LATE BREAKING NEWS: VDB Is Finally Home From The Political Wars, And Suddenly It’s Re-Election Time In Vermont
It seems like a nanosecond since I came to you, hat in hand, to ask for your support in breaking into the Vermont State Senate. It was May of 2009, seventeen months before the general election, an admittedly crazy time to enter into a race that ordinarily took just five months to run its course. But the logic was simple: the campaign needed time to talk to Chittenden County voters at the pace the issues demanded. And competing against a long slate of folks whose names were already household words wouldn’t be easy, especially in seventeen towns simultaneously.
But hundreds of you stepped forward to help, some of you time and time again. You threw parties and buttonholed your undecided friends,
And astoundingly enough, it worked. That barn got built. And sitting in the Senate has been, honestly, like a dream.
I’ve spent the last eighteen months working very hard and very passionately on all the issues we’ve talked about on this site over the years. Universal broadband and single-payer health care have both advanced by leaps and bounds; neither job is finished, but the early dollars and the enduring frameworks are falling into place.

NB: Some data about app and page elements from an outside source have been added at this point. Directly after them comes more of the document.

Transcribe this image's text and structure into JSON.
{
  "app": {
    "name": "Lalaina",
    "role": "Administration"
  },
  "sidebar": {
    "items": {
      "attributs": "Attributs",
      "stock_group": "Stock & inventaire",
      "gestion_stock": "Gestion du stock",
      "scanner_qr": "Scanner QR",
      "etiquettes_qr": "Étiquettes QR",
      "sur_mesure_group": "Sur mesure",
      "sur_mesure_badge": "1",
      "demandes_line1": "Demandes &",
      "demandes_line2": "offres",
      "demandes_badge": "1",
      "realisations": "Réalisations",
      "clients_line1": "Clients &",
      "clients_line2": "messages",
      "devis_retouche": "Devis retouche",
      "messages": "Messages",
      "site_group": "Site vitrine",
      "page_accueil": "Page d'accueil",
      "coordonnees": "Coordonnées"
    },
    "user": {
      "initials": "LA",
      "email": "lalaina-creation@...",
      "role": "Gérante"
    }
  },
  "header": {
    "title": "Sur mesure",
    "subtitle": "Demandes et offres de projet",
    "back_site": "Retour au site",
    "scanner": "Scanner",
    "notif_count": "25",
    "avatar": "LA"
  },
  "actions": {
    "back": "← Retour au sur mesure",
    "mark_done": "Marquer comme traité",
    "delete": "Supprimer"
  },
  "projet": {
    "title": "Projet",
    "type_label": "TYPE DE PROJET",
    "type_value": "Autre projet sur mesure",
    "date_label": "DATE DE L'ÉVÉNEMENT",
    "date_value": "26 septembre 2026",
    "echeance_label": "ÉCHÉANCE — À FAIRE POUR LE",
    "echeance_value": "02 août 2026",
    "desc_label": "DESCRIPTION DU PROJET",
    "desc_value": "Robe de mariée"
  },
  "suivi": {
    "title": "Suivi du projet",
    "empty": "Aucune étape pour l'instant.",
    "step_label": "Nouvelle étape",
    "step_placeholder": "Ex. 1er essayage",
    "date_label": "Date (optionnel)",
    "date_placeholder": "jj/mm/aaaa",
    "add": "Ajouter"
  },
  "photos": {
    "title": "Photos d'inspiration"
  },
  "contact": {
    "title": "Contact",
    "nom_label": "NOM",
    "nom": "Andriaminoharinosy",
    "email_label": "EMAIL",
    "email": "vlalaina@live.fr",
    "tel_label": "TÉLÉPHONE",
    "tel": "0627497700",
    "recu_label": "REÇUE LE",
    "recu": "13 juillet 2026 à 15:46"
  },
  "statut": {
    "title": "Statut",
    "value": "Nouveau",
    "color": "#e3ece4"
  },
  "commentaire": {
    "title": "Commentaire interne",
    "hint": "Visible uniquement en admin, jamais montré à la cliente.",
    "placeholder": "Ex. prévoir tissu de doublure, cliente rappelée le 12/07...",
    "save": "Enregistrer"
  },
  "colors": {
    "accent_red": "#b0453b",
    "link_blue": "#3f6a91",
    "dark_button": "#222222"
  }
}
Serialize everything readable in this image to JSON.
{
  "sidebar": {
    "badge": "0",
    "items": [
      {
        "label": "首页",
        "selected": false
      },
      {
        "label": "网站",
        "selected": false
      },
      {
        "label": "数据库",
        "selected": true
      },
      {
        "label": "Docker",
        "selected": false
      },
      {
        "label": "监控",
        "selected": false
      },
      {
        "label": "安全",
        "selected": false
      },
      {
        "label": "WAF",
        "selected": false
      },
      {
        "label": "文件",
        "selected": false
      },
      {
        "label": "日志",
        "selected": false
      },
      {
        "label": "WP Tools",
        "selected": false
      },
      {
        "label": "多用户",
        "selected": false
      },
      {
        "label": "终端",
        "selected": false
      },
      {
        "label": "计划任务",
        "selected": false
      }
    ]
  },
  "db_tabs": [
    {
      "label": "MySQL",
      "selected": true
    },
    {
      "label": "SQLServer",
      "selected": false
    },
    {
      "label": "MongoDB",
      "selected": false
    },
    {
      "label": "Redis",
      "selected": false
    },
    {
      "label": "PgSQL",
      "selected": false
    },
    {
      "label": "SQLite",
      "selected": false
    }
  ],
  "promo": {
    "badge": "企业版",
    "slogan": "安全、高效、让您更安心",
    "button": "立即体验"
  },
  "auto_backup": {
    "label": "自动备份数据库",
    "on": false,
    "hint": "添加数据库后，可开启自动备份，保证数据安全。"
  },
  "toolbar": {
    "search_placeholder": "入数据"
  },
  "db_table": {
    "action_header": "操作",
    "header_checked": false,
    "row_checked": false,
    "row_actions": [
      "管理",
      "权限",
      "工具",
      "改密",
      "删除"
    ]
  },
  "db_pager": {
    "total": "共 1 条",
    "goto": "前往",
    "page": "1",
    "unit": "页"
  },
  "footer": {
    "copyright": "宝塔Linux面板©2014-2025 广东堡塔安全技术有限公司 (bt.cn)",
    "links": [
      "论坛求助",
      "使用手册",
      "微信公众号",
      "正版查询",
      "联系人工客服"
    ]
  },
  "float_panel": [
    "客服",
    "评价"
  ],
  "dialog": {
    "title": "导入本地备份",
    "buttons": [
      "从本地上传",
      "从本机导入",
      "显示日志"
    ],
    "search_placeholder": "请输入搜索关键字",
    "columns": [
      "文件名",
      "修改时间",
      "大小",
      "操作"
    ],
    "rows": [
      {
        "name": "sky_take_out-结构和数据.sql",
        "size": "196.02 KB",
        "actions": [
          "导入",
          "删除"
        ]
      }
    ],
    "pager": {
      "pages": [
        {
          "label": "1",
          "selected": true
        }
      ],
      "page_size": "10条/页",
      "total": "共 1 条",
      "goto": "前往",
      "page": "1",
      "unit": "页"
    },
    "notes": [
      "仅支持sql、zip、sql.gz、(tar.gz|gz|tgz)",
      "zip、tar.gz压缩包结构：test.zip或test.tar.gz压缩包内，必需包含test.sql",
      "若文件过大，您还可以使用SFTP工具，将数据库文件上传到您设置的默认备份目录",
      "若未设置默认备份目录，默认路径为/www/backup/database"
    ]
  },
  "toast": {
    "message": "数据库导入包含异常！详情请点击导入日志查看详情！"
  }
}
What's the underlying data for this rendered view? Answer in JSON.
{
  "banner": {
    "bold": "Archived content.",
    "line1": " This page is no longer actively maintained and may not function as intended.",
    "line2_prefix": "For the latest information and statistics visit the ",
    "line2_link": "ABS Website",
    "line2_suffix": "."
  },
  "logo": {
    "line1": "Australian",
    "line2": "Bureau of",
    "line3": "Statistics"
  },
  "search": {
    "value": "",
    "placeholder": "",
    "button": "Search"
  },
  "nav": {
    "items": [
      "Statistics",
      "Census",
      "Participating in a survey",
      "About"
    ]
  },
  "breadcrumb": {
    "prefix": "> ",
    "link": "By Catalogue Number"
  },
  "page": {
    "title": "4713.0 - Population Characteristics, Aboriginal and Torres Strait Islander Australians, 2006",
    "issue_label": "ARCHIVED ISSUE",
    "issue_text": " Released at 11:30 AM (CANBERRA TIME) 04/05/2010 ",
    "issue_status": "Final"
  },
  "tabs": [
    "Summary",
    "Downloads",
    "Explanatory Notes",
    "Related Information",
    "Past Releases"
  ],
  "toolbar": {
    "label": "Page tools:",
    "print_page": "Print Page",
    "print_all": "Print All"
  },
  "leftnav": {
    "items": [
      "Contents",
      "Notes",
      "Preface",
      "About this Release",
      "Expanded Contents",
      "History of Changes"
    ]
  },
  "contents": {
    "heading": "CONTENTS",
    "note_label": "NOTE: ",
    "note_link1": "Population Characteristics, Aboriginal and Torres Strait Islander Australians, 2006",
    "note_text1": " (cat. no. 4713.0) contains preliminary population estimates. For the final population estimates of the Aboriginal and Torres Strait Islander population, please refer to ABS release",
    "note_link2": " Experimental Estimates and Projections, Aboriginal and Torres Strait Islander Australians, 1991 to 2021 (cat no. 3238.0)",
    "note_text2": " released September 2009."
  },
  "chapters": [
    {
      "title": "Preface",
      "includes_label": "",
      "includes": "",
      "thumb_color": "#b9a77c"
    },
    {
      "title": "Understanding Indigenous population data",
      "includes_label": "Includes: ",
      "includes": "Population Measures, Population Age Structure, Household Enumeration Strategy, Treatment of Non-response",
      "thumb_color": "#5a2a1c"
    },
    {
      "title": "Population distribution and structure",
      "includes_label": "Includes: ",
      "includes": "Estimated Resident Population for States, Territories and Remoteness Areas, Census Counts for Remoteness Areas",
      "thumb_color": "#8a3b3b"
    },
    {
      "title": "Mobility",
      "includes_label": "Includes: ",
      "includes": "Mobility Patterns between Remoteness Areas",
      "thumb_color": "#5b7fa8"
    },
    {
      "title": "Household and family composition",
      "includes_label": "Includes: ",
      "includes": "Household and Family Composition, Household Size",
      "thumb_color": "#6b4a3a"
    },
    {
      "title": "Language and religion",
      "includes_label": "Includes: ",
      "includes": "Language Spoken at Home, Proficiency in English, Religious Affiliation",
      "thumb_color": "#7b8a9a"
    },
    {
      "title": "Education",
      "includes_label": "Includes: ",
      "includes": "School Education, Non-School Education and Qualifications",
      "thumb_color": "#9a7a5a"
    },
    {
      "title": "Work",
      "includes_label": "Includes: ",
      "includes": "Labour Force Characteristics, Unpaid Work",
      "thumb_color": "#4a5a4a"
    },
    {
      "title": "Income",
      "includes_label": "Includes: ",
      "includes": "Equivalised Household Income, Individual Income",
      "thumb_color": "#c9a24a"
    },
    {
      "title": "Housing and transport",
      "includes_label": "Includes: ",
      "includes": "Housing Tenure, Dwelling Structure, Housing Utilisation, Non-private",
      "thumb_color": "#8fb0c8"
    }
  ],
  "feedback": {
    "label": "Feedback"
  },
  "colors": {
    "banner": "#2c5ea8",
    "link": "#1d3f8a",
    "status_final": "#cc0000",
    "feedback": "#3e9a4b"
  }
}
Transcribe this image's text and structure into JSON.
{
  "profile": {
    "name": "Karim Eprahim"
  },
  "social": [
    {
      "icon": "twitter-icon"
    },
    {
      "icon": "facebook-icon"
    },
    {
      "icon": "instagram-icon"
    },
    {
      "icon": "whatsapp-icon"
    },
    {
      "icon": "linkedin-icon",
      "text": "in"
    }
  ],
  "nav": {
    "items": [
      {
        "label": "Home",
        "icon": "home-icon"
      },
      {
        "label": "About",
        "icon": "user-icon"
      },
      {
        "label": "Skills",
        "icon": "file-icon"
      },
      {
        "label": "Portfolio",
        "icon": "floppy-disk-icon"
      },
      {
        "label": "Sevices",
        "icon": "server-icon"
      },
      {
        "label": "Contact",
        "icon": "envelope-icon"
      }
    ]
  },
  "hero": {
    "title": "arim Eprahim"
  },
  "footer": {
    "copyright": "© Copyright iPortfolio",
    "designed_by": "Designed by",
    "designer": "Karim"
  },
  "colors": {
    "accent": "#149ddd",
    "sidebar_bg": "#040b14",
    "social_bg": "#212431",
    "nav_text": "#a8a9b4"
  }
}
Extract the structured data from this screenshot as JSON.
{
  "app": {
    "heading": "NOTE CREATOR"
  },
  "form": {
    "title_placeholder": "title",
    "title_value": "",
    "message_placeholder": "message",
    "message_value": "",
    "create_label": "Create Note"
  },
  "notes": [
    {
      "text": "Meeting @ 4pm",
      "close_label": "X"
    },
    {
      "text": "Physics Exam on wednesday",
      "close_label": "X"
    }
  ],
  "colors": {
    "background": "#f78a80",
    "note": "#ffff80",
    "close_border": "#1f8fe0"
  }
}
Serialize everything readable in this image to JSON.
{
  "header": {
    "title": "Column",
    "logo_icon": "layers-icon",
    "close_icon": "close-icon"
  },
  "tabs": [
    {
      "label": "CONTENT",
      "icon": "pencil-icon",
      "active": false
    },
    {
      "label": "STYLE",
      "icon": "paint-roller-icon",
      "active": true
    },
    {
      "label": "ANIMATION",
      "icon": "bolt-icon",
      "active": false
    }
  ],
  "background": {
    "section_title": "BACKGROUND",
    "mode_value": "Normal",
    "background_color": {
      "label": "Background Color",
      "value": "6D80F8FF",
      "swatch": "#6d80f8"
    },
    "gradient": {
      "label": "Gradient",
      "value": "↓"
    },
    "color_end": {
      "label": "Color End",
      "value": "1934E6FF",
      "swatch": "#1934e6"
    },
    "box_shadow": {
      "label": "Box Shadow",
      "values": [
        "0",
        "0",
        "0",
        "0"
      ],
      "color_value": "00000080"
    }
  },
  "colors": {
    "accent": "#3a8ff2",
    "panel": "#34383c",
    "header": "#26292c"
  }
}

Farm to Plate is now well into its own implementation phase, with a Local Foods Coordinator connecting farmers to markets full-time, an outcome we labored over on the Agriculture Committee for months. And because you can’t preserve the landscape without working it, we also passed the Working Landscape Bill this past session, directing $1.175 million to infrastructure and businesses that keep fields and forests in healthy, productive use.
Along with Washington County Senator and lead sponsor Anthony Pollina, I co-sponsored a bill to increase coverage for young people with autism. Prior to this year, for no morally defensible reason, coverage ended at age six.
And we were told, initially, that nothing could change that state of affairs. But with strong support in the House (from people like Chris Pearson, Jason Lorber and Kesha Ram) and the autism advocate community, S. 223 has dramatically changed that.
And from 2012 forward, families with an autistic child will have coverage until age 21. Not a perfect world, but vastly improved.
Similarly, it used to be the case that your child could be denied state-subsidized Pre-Kindergarten, if your community offered it and 10 other people were ahead of you in line. But as of last year, we lifted the caps on Pre-K and early education, so that now any Vermont kid whose community provides pre-K can get Pre-K. Period.
That was the first bill I reported on the Senate Floor for the Education Committee, and I didn’t stop pushing until Governor Shumlin signed it at a daycare in St. Albans.
Through the Senate Education Committee, I was able to work very directly on the problem of student debt, one of the least appreciated financial threats of our time. But while we passed a bill out of committee that would have provided a year of Early College to needy Vermont students — cutting their potential debt by 25% at a stroke — that bill died later in the process. Still, we laid the groundwork for dual enrollment, which we’ll hope to fund next session.
As some of you no doubt remember, I did my best to speak out early and often against excessive executive compensation, at UVM in particular.
And on Vermont Yankee, when it looked like the Legislature and the courts were deadlocked for the forseeable future, I joined with citizen activists to send Entergy one of the most powerful messages to date.
There’s more, more that got done, and more that has to be pushed again and again until it does get done. But this is the wonder and the craziness of the two-year term: almost every elected official in Vermont needs to start running for re-election only a year and a half or so after making it into office. So here I am, again, asking for your help.
I went back and looked at the promises I made you a little under two years ago, and one stands out above the others: I promised you an outspoken advocate in the Statehouse, a Senator who’d be your eyes and ears, who’d take actual stands, and one who wouldn’t back down when it mattered.
And honest to God, I think I’ve delivered on that.
All a way of saying that the Act Blue site is up and running again — accepting donations in a very simple, very secure way — and if you can help us raise the barn again, we’ll be eternally grateful.
Not to worry: there will be a more formal kick-off to this campaign, a party on a sunny day not too far in the future. And I’ll be talking with many of you in living rooms and coffee shops in the days to come.
But this rainy, raw day today is the day to start the tough task of raising the money to get the message out, and it’s much appreciated that you made it to the end of this long post without clicking away into the ether. Will update you on our progress as details warrant.
But for now, good friends: game on.